(Exercise data Opens)

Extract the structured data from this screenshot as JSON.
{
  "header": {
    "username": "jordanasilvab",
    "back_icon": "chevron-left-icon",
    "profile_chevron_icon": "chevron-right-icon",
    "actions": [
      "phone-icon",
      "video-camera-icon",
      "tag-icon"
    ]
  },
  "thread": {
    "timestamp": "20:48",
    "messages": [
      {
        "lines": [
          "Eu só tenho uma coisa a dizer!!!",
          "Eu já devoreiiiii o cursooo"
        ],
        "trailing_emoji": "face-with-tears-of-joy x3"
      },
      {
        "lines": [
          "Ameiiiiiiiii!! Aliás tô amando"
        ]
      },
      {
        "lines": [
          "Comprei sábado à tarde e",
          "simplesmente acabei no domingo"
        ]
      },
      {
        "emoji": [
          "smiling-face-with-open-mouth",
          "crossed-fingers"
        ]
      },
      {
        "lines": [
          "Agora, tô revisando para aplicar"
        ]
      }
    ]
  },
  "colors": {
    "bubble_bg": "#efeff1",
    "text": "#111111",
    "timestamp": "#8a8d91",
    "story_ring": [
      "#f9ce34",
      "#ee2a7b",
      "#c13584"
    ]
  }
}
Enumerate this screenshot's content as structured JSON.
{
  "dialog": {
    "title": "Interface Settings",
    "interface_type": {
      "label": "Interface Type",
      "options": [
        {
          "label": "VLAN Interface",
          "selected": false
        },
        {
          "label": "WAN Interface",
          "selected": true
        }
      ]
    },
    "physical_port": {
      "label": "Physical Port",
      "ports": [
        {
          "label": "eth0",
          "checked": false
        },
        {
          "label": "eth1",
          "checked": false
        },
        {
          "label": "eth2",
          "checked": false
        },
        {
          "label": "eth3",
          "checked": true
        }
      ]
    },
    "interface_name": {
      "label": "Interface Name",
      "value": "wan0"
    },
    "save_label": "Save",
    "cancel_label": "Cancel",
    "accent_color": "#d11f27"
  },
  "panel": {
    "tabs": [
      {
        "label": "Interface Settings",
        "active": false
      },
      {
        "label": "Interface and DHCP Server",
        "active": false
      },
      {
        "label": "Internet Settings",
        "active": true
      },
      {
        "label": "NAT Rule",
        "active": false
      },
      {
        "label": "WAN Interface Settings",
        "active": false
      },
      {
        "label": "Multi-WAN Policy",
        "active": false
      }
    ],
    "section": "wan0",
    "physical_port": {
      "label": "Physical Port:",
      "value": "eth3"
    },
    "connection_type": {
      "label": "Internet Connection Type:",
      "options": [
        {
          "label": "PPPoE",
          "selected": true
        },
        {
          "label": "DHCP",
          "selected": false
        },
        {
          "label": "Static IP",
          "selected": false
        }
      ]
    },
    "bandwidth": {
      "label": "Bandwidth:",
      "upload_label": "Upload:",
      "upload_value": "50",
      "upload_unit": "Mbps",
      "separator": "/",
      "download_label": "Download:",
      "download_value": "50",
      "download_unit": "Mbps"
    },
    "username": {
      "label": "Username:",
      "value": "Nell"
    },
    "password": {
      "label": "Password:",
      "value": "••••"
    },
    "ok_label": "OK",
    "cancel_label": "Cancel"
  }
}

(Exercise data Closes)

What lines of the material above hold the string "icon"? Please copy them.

    "back_icon": "chevron-left-icon",
    "profile_chevron_icon": "chevron-right-icon",
      "phone-icon",
      "video-camera-icon",
      "tag-icon"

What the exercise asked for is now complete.